[Opening THE INPUT section]

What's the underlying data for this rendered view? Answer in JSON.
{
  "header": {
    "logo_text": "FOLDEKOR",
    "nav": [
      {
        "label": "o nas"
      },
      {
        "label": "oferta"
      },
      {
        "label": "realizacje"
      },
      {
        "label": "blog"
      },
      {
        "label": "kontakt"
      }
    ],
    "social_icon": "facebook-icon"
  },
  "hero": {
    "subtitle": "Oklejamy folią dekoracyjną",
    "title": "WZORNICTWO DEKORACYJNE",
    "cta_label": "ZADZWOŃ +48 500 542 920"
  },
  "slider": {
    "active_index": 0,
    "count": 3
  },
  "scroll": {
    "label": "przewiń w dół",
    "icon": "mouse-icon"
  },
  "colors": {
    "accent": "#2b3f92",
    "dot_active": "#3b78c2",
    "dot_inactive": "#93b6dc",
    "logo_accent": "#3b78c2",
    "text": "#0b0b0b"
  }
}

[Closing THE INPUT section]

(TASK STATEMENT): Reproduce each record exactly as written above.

(OUTPUT FOR THIS TASK):
What's the underlying data for this rendered view? Answer in JSON.
{
  "header": {
    "logo_text": "FOLDEKOR",
    "nav": [
      {
        "label": "o nas"
      },
      {
        "label": "oferta"
      },
      {
        "label": "realizacje"
      },
      {
        "label": "blog"
      },
      {
        "label": "kontakt"
      }
    ],
    "social_icon": "facebook-icon"
  },
  "hero": {
    "subtitle": "Oklejamy folią dekoracyjną",
    "title": "WZORNICTWO DEKORACYJNE",
    "cta_label": "ZADZWOŃ +48 500 542 920"
  },
  "slider": {
    "active_index": 0,
    "count": 3
  },
  "scroll": {
    "label": "przewiń w dół",
    "icon": "mouse-icon"
  },
  "colors": {
    "accent": "#2b3f92",
    "dot_active": "#3b78c2",
    "dot_inactive": "#93b6dc",
    "logo_accent": "#3b78c2",
    "text": "#0b0b0b"
  }
}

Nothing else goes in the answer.